THE FULL ARTICLE TITLE
Shear wave elastography: A new ultrasound imaging mode for the differential diagnosis of benign and malignant thyroid nodules. J Clin Endocrinol Metab 2010; 95:5281-8
SUMMARY OF THE STUDY
A total of 93 patients with thyroid nodules were evaluated with both shear wave elastography and usual ultrasound imaging. A total of 61 patients had a single nodule and 32 patients had many nodules. All patients with multiple nodules and 47 of the 61 patients with single nodules underwent surgery. The average elasticity index was significantly higher in cancerous nodules than in non-cancerous nodules and normal thyroid glands. All follicular cancers had an increased elasticity index. Fifteen of the solitary nodules were cancerous and 8 patients with multiple nodules had a total of 14 separate cancers. In this small group of patients, shear elastography seemed to be more accurate than conventional ultrasound and was able to correctly exclude malignancy in a larger proportion of patients.
WHAT ARE THE IMPLICATIONS OF THIS STUDY?
Shear wave elastography appears to be a more accurate method than conventional ultrasound to evaluate thyroid nodules. It seems to be particularly helpful in the diagnosis of follicular thyroid cancers because these cancers often do not have the typical ultrasound characteristics of thyroid cancer and they usually cannot be diagnosed by biopsy.
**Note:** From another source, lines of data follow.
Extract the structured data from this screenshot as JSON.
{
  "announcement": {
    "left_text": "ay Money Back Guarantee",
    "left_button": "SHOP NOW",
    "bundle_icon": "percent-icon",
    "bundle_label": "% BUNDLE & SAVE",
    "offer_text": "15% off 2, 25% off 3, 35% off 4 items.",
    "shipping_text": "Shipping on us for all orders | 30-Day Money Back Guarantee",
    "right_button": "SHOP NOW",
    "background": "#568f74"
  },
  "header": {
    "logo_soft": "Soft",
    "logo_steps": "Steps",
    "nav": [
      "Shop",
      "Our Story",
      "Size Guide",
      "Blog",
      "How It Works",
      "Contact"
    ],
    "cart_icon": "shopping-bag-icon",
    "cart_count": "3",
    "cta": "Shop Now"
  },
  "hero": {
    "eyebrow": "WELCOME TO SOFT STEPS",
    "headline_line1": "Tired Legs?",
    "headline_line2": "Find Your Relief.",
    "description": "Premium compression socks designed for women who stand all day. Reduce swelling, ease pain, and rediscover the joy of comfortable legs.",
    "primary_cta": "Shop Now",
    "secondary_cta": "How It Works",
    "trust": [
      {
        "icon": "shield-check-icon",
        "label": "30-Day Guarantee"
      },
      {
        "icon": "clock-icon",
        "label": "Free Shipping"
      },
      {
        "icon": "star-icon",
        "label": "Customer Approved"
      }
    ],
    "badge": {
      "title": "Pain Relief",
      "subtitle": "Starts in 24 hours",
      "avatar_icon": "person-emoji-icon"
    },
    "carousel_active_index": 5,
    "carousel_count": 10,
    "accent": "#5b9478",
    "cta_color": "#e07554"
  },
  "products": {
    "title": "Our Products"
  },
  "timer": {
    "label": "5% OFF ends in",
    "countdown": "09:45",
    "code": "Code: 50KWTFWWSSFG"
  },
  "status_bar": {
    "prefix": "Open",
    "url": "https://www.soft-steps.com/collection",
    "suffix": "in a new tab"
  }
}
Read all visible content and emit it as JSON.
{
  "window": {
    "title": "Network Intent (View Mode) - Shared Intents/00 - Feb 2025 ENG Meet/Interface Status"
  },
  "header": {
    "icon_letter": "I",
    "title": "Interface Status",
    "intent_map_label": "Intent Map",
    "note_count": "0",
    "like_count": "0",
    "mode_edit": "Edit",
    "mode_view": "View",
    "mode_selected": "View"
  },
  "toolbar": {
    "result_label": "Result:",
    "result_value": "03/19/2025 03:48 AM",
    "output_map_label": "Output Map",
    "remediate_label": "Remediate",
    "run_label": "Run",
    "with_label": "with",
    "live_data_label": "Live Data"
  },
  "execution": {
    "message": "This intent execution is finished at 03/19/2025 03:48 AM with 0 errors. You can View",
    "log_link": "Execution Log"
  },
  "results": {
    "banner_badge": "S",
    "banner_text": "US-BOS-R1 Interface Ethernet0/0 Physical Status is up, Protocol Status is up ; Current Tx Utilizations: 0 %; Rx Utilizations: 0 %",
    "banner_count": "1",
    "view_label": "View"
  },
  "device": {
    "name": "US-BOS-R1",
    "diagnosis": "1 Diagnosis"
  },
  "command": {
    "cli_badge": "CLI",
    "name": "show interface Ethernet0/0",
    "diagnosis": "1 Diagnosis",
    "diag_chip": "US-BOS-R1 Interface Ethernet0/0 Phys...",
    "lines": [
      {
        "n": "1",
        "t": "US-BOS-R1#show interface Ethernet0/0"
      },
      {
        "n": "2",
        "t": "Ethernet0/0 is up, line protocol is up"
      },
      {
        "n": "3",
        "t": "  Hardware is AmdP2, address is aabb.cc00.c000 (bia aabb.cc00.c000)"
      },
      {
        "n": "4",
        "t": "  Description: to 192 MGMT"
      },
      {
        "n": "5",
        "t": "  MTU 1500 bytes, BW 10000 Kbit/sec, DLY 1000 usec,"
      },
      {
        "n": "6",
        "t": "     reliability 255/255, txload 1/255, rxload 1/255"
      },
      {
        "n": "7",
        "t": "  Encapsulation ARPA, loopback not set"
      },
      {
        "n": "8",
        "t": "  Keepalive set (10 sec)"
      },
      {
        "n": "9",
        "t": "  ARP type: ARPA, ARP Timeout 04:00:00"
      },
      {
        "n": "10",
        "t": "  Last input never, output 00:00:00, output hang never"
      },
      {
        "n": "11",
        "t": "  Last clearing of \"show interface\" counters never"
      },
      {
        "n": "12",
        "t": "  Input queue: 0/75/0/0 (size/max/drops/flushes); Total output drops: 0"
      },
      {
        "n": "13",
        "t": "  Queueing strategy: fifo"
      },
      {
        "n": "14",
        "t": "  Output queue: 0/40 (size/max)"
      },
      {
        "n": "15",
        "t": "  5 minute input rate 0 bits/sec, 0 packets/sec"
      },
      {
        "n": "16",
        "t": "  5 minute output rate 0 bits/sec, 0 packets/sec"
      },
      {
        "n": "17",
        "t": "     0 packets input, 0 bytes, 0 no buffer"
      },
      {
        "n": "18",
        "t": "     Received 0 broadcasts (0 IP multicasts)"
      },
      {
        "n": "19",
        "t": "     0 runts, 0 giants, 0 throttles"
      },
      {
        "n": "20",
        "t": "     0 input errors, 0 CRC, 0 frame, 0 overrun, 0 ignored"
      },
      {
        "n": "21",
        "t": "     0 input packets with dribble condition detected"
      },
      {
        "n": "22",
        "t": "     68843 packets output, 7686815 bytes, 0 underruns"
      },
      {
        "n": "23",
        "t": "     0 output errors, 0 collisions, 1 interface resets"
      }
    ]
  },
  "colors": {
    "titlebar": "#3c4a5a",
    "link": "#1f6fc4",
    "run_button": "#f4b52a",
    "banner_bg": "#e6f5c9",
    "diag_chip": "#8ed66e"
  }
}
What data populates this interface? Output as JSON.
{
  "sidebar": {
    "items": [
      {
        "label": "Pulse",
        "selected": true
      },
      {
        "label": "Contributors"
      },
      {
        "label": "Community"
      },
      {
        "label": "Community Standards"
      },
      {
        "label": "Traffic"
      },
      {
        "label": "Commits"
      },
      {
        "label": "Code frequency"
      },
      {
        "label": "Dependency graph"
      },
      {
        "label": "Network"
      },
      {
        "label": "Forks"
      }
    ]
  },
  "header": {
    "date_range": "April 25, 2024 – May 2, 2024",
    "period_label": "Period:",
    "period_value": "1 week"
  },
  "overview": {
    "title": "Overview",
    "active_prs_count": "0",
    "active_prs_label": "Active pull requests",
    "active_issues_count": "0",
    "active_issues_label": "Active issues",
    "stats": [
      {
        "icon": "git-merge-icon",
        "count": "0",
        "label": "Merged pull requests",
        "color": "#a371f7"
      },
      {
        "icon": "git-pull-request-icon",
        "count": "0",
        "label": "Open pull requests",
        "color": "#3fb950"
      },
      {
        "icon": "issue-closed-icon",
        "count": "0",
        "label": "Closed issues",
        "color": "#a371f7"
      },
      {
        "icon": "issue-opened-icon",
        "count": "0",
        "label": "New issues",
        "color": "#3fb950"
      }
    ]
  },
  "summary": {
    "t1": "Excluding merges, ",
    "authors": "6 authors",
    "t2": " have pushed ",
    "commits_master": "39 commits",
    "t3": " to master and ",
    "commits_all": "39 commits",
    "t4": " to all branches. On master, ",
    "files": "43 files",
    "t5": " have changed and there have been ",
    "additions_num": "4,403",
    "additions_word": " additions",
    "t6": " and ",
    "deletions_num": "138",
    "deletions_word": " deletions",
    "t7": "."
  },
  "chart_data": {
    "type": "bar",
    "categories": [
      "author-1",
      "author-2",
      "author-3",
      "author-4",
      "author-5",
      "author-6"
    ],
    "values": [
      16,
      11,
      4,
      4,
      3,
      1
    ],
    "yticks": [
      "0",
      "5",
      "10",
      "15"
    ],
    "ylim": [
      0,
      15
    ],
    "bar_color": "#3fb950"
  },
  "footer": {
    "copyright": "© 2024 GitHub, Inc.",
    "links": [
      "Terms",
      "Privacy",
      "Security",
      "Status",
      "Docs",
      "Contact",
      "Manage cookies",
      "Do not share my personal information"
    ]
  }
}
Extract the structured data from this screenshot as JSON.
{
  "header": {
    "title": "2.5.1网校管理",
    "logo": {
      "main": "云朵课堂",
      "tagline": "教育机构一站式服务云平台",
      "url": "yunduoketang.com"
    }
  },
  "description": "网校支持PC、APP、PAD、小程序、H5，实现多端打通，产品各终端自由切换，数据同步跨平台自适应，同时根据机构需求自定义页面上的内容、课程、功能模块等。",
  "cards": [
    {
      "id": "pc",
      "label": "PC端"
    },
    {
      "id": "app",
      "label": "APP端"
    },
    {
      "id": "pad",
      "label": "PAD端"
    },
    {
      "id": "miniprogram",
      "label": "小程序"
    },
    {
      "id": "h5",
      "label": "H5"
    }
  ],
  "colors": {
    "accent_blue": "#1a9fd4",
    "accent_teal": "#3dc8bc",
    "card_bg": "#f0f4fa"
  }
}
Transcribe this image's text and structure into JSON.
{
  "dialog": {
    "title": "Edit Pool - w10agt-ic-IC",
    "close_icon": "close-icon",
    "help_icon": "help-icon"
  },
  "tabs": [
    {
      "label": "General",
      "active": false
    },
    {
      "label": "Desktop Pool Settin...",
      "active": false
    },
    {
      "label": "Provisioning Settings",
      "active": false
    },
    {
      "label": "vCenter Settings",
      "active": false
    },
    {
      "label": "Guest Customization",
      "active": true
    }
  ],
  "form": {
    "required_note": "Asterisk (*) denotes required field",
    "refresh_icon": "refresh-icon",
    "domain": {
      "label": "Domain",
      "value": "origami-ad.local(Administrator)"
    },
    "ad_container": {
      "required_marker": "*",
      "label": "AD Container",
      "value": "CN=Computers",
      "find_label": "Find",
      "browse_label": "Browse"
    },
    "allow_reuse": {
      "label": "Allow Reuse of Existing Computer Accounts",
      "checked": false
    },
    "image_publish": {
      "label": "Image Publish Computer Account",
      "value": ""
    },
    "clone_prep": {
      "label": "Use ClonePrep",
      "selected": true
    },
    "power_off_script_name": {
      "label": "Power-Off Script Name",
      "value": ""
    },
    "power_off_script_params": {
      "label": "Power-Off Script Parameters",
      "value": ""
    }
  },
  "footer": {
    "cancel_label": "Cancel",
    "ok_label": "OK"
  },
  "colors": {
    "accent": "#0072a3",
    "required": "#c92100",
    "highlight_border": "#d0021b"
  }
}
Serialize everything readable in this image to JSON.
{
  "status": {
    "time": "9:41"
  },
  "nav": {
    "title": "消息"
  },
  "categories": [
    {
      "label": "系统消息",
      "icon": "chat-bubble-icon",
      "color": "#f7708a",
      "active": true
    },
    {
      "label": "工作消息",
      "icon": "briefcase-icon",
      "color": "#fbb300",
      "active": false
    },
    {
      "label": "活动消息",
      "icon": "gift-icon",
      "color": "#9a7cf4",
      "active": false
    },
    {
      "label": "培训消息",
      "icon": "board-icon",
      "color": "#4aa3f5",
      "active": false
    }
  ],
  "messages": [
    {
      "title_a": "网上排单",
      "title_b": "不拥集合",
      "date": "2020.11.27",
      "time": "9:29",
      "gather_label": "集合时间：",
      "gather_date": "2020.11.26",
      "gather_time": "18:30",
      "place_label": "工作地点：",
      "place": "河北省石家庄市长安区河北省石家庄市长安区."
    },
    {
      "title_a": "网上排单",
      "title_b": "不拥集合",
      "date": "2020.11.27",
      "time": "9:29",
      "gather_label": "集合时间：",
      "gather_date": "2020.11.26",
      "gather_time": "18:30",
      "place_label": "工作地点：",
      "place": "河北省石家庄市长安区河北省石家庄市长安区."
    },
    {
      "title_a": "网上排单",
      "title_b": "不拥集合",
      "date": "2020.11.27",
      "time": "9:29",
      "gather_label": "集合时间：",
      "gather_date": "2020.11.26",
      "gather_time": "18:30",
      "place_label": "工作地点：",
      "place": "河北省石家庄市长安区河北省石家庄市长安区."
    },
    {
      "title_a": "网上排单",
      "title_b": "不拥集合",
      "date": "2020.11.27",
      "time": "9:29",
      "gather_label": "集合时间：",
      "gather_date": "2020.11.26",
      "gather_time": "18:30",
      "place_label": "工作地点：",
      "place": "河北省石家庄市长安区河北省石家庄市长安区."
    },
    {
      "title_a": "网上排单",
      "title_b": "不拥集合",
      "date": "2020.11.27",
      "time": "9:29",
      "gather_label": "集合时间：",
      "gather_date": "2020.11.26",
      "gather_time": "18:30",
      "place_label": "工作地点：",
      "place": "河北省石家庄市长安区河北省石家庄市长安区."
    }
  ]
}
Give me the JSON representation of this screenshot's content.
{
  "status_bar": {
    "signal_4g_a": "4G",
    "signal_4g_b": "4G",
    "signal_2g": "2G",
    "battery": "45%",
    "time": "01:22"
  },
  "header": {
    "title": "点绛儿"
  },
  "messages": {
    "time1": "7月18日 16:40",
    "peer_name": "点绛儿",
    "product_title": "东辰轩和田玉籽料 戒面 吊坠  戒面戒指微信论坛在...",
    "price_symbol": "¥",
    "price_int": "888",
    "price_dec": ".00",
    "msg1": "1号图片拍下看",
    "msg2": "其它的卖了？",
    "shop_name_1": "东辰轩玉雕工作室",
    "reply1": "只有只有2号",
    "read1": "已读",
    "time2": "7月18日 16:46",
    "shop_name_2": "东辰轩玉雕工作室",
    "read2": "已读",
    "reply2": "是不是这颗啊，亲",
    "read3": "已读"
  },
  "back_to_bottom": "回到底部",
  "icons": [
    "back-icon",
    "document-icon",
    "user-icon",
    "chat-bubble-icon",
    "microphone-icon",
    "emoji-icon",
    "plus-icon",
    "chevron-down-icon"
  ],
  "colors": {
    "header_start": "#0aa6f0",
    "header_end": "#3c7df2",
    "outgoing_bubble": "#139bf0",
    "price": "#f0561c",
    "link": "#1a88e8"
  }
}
However, further studies including larger number of patients are needed to confirm these findings and to determine the true value of this new technique in the evaluation of patients with thyroid nodules.
—M. Regina Castro, MD
ATA THYROID BROCHURE LINKS
Thyroid Nodules: http://www.thyroid.org/patients/patient_brochures/nodules.html